IDEAS home Printed from
MyIDEAS: Log in (now much improved!) to save this article

The Amistad and Dred Scott Affairs:Heresthetics and Beliefs in the AntiBellum States, 1837-1860

Listed author(s):
  • Norman Schofield

    (Center in Political Economy, Washington University, Missouri, USA)

Abraham Lincoln won the presidential election in 1860 partly because of a split in the Democratic Party between Douglas and Breckenridge. This split destroyed the compromise over slavery that, in some sense, had been embedded or hidden within the Constitution. This paper identifies the beginning of the split in the party with the defeat of the gag-rule by a coalition of Northern Whigs and Democrats in 1844. The reason for the split was anger by Northern Democrats against their Southern allies, over the election of James Polk, a slaveholder from Tennessee, to the Democratic presidential nomination. This betrayal was directed against ex-president Martin van Buren, because of his reactions to the Amistad slave case tried in U.S. courts in 1839-40. While the Amistad case started the Democratic split, the Dred Scott decision by the Supreme Court in 1857 gave Lincoln the means by which to change the beliefs of the Northern electorate about the moral acceptability of the compromise over slavery.

To our knowledge, this item is not available for download. To find whether it is available, there are three options:
1. Check below under "Related research" whether another version of this item is available online.
2. Check on the provider's web page whether it is in fact available.
3. Perform a search for a similarly titled item that would be available.

Article provided by Institute of SocioEconomics in its journal Homo Oeconomicus.

Volume (Year): 16 (1999)
Issue (Month): ()
Pages: 49-67

in new window

Handle: RePEc:hom:homoec:v:16:y:1999:p:49-67
Contact details of provider: Postal:
Von-Melle-Park 5, 20146 Hamburg

Phone: 49 40 42838-4457
Fax: 49 40 42838-6329
Web page:

More information through EDIRC

No references listed on IDEAS
You can help add them by filling out this form.

This item is not listed on Wikipedia, on a reading list or among the top items on IDEAS.

When requesting a correction, please mention this item's handle: RePEc:hom:homoec:v:16:y:1999:p:49-67. See general information about how to correct material in RePEc.

For technical questions regarding this item, or to correct its authors, title, abstract, bibliographic or download information, contact: ()

If you have authored this item and are not yet registered with RePEc, we encourage you to do it here. This allows to link your profile to this item. It also allows you to accept potential citations to this item that we are uncertain about.

If references are entirely missing, you can add them using this form.

If the full references list an item that is present in RePEc, but the system did not link to it, you can help with this form.

If you know of missing items citing this one, you can help us creating those links by adding the relevant references in the same way as above, for each refering item.
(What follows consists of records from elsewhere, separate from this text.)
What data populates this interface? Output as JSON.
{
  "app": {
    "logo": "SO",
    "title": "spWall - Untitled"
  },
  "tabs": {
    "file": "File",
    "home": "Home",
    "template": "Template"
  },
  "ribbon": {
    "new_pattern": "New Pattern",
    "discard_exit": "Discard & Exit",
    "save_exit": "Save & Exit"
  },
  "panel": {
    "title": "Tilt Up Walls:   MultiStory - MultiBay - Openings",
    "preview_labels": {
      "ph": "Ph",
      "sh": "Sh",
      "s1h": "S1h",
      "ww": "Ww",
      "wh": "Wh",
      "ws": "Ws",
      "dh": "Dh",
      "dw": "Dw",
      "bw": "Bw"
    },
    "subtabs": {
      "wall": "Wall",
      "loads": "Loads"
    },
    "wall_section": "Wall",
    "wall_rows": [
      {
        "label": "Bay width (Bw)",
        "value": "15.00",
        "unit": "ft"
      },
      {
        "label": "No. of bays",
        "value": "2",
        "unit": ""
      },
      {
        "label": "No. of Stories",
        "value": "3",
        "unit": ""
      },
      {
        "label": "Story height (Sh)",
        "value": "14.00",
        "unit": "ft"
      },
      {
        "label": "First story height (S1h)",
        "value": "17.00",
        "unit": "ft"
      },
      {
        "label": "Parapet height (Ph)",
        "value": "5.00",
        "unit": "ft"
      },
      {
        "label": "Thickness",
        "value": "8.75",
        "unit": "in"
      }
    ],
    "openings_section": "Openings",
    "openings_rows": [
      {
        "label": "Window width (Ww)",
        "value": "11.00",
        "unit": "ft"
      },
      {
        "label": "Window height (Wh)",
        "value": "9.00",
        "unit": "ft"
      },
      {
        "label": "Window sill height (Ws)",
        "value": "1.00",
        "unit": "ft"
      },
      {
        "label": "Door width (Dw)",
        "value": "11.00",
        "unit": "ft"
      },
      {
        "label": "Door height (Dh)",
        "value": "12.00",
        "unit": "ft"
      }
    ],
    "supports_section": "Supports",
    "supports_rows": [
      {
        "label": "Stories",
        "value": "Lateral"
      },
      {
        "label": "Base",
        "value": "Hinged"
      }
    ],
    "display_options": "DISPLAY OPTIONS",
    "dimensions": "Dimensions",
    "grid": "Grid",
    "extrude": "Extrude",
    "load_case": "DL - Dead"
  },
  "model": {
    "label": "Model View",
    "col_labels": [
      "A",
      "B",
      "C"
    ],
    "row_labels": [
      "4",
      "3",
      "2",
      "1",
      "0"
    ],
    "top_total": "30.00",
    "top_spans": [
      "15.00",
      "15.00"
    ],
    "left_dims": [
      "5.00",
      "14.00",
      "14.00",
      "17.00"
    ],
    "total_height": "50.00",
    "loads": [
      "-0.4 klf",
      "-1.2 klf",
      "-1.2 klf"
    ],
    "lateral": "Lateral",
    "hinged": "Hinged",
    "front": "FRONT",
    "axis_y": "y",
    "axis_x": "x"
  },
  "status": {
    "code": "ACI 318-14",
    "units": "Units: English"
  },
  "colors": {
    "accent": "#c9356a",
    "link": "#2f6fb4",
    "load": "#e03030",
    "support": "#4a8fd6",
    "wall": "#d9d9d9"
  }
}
If you are a registered author of this item, you may also want to check the "citations" tab in your profile, as there may be some citations waiting for confirmation.

Please note that corrections may take a couple of weeks to filter through the various RePEc services.

This information is provided to you by IDEAS at the Research Division of the Federal Reserve Bank of St. Louis using RePEc data.